## Assignment
Start at the first record below and retype through the last, exactly.

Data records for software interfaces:
'''

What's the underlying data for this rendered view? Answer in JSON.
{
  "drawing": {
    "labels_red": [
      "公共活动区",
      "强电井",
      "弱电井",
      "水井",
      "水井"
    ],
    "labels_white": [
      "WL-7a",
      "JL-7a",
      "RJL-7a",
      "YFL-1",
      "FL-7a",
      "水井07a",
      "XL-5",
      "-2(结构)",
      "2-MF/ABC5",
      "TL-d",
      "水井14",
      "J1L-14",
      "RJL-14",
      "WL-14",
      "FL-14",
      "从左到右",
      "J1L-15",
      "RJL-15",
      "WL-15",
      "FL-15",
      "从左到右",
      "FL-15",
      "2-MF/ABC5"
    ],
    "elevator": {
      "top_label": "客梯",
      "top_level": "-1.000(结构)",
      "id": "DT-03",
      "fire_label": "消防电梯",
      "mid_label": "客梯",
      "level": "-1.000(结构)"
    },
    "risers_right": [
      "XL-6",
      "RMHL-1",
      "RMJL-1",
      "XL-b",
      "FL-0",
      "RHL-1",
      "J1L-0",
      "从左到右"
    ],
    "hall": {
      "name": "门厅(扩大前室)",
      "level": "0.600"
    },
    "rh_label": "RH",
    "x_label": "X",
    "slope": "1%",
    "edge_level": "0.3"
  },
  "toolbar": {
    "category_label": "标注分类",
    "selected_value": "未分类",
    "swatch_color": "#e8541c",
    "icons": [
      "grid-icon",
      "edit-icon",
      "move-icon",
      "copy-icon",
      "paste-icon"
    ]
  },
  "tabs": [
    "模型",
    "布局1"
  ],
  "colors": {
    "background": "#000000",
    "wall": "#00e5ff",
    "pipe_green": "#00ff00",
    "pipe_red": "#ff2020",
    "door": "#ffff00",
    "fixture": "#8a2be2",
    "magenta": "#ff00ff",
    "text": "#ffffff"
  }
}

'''

## Exercise solution
What's the underlying data for this rendered view? Answer in JSON.
{
  "drawing": {
    "labels_red": [
      "公共活动区",
      "强电井",
      "弱电井",
      "水井",
      "水井"
    ],
    "labels_white": [
      "WL-7a",
      "JL-7a",
      "RJL-7a",
      "YFL-1",
      "FL-7a",
      "水井07a",
      "XL-5",
      "-2(结构)",
      "2-MF/ABC5",
      "TL-d",
      "水井14",
      "J1L-14",
      "RJL-14",
      "WL-14",
      "FL-14",
      "从左到右",
      "J1L-15",
      "RJL-15",
      "WL-15",
      "FL-15",
      "从左到右",
      "FL-15",
      "2-MF/ABC5"
    ],
    "elevator": {
      "top_label": "客梯",
      "top_level": "-1.000(结构)",
      "id": "DT-03",
      "fire_label": "消防电梯",
      "mid_label": "客梯",
      "level": "-1.000(结构)"
    },
    "risers_right": [
      "XL-6",
      "RMHL-1",
      "RMJL-1",
      "XL-b",
      "FL-0",
      "RHL-1",
      "J1L-0",
      "从左到右"
    ],
    "hall": {
      "name": "门厅(扩大前室)",
      "level": "0.600"
    },
    "rh_label": "RH",
    "x_label": "X",
    "slope": "1%",
    "edge_level": "0.3"
  },
  "toolbar": {
    "category_label": "标注分类",
    "selected_value": "未分类",
    "swatch_color": "#e8541c",
    "icons": [
      "grid-icon",
      "edit-icon",
      "move-icon",
      "copy-icon",
      "paste-icon"
    ]
  },
  "tabs": [
    "模型",
    "布局1"
  ],
  "colors": {
    "background": "#000000",
    "wall": "#00e5ff",
    "pipe_green": "#00ff00",
    "pipe_red": "#ff2020",
    "door": "#ffff00",
    "fixture": "#8a2be2",
    "magenta": "#ff00ff",
    "text": "#ffffff"
  }
}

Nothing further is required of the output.